Martha Beltran & Todd Herauf, Ed.D.
River Oaks Baptist School
Martha Beltran, Spanish Teacher & Todd Herauf, Ed.D.,
Associate Head of School for Academics
Flexibility, Less, and Assess for Success
At this point in the school year, at least prior to 2020, teachers and students were “in the groove” and settling in for the next eight months or so… That changed starting in early 2020 as the Novel Coronavirus Pandemic began sweeping across the globe, changing our very way of life.
One thing that shouldn’t change is Administrators regularly checking in with teachers. While checking in with our new Orchestra teacher, Dr. Courtney Ruth, when asked about her year so far, she shared this with me, “We cannot expect normal outcomes amid abnormal circumstances.” She went on to comment that her priority this year was creating and growing an Orchestra program from the ground up. Her hopes have been exceeded so far, as students are back on campus, playing string instruments, and excitement is growing for the initial performance – whether it is virtual or in-person later this year. So simple yet so profound…and words that can help us all work through things as we successfully transition back into classrooms (with or without learners).

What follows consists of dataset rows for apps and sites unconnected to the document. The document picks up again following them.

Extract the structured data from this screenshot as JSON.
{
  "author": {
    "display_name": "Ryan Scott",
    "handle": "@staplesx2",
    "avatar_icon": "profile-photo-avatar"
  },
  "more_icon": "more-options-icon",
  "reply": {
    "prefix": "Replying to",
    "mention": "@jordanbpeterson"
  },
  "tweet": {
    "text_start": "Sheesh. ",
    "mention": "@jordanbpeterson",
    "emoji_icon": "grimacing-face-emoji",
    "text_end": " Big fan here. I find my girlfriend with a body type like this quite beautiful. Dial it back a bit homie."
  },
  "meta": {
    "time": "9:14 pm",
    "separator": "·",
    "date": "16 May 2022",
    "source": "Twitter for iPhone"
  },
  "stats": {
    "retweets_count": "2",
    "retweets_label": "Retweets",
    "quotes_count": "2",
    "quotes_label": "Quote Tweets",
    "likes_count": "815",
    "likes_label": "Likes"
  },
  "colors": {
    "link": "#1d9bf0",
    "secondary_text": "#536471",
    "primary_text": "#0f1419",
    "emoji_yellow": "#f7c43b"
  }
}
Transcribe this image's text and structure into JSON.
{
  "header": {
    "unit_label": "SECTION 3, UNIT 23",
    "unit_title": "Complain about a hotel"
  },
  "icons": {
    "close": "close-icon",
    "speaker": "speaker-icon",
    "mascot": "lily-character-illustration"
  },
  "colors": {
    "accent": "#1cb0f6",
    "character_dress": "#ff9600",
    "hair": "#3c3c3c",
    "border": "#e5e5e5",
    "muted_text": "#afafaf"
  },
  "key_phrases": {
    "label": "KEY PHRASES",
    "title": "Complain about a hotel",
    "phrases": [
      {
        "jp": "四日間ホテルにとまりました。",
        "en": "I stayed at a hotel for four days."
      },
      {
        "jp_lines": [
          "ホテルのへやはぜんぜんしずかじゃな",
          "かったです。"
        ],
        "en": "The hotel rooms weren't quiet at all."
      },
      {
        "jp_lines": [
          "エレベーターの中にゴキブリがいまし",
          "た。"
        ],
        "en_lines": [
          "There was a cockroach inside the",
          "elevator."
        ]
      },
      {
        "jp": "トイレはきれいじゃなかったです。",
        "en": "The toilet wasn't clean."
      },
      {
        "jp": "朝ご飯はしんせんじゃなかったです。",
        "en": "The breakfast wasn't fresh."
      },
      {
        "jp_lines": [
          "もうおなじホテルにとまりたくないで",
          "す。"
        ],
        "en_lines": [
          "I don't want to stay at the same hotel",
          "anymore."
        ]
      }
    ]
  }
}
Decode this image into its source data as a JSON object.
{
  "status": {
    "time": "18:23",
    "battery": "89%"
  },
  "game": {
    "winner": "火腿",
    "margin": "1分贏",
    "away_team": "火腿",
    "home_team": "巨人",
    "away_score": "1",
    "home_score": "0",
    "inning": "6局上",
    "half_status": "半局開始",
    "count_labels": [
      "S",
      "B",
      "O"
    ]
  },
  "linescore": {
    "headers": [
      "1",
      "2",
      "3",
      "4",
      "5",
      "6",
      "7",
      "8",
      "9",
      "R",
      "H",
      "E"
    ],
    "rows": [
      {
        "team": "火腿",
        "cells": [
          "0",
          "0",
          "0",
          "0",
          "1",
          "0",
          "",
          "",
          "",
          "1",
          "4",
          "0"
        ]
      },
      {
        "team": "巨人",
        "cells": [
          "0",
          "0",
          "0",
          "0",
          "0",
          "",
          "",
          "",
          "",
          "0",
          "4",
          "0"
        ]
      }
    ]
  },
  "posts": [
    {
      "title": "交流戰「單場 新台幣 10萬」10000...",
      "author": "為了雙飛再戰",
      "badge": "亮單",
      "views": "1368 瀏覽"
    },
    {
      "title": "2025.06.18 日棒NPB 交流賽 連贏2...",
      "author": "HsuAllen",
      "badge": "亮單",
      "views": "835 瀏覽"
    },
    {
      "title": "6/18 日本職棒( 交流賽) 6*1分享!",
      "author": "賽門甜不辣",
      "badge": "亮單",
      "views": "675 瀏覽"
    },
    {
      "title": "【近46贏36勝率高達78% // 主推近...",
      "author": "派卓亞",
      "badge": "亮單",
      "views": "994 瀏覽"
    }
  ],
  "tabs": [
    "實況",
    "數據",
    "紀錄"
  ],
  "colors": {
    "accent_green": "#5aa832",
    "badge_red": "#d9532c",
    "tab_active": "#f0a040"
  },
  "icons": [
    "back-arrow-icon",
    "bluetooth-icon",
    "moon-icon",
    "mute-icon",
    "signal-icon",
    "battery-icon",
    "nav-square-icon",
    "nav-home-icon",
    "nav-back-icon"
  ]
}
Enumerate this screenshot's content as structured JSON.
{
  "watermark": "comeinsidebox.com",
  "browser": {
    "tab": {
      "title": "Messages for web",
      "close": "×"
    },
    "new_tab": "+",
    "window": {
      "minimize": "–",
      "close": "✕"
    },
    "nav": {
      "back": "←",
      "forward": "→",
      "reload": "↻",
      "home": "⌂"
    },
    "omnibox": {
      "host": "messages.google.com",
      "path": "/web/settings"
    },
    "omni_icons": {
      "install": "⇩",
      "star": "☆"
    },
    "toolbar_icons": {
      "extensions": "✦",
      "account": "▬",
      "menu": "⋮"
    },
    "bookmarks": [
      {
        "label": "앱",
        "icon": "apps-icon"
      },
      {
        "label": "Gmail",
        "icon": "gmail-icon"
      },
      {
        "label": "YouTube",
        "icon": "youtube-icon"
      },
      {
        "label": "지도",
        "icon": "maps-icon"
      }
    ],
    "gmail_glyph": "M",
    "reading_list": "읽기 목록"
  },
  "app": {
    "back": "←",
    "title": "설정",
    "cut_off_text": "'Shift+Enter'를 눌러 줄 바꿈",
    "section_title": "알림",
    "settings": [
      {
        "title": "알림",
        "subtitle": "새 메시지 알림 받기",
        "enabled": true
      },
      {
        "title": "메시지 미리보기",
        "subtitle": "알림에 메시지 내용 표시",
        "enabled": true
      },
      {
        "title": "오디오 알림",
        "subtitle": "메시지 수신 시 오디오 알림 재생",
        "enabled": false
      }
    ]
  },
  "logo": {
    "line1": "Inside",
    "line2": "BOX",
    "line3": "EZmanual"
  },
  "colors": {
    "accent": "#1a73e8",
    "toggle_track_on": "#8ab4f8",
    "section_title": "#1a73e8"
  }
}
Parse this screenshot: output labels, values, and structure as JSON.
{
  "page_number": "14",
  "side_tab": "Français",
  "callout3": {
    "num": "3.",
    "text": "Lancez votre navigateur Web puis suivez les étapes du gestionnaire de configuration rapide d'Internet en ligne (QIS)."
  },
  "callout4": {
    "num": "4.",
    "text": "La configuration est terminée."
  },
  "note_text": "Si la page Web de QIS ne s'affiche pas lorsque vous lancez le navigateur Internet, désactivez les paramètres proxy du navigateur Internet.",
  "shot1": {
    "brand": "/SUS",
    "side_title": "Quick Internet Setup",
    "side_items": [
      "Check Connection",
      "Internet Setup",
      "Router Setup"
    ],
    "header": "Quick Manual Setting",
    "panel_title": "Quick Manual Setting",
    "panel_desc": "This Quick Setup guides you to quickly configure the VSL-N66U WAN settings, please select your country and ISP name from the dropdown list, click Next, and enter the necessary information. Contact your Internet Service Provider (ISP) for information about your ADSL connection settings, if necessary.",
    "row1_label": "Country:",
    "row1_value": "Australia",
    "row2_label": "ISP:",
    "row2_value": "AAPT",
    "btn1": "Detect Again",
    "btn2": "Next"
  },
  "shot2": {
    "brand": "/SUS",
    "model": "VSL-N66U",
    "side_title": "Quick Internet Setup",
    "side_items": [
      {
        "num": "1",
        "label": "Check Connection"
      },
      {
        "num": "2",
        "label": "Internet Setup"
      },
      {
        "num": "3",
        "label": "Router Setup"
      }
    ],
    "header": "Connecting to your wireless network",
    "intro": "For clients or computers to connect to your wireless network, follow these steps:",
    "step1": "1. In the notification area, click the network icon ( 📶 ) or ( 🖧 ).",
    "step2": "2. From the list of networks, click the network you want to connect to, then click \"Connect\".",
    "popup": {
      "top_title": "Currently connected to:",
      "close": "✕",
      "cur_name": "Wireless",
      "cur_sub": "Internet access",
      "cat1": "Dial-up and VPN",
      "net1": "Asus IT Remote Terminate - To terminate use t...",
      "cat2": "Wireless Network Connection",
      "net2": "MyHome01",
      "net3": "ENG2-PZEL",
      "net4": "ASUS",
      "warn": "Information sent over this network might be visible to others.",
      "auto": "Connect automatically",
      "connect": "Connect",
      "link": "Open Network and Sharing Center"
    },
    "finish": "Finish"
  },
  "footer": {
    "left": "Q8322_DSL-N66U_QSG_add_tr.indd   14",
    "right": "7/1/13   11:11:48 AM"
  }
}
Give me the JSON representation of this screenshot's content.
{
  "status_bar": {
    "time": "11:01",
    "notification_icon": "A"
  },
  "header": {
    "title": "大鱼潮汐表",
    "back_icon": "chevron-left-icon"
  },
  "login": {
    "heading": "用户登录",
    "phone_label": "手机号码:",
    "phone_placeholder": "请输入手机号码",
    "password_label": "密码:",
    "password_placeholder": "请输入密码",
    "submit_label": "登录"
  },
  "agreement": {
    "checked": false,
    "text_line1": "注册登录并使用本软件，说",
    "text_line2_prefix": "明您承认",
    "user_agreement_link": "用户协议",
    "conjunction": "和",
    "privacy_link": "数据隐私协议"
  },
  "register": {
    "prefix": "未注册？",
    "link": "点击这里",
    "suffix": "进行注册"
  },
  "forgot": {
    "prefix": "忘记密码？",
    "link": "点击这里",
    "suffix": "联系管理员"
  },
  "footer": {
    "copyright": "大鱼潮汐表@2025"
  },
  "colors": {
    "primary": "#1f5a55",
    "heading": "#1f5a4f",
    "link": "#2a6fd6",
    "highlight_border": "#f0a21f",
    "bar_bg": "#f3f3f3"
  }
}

A similar sentiment was shared with me by co-author, Spanish teacher Sra. Beltran, when she said, “Hybrid teaching has been hard and is not ideal – but we are not in ideal times. Not having our whole class in our collaborative learning space has made working together feel disjointed at times. However, the spirit our students have for finding the silver lining in this situation has raised everyone’s commitment to making things work. What helped me most the honesty and generosity of my peers, administration of River Oaks Baptist School (ROBS) and master teachers in the foreign language community”. She went on to remark how they did not hold back, pretending all was great when it was not. People all over the community were willing to share their ideas, tricks, and resources while providing timely training.
Sra. Beltran reflected on the four things she has learned and now intentionally tries to practice each day:
- Flexibility becomes fluidity.
- Focus on building community in the classroom now more than ever.
- Less is best!
- Assess growth and effort, and mastery will follow.
Flexibility becomes fluidity. What worked in our classrooms in the past does not always apply to this year. We must resist the temptation to fall in love with any teaching mode, schedule, or class set up due to constant changes.
To build community, we greet every one of our students by name, both those in person and those on Zoom. Students need those peer interactions as well, so we have those in the classroom come to the computer and greet their peers on Zoom.
Less is best! Covering content is not what our students need. Allow students to get comfortable with the content so they can use what they have learned. One way to do this is to cut online homework assignments significantly. After a whole day in Zoom, there is not a need for excessive screen time when home.
While assessing growth and effort, we celebrate mistakes because they help us grow. Students are encouraged to make corrections to most of their assignments, while they are also peer reviewing more often each other’s work. To cut down on stress, due dates for corrections are flexible.
In summary, Sra. Beltran knows that being open to constant changes, focusing on building relationships in the classroom, assigning meaningful assignments, and keeping the focus on growth and effort have been key lessons learned from leaders in the Foreign language community, her peers, and the Administration at ROBS. These valuable lessons prepared her for a smoother (but not easy) successful transition into a hybrid mode, and for that her students are grateful!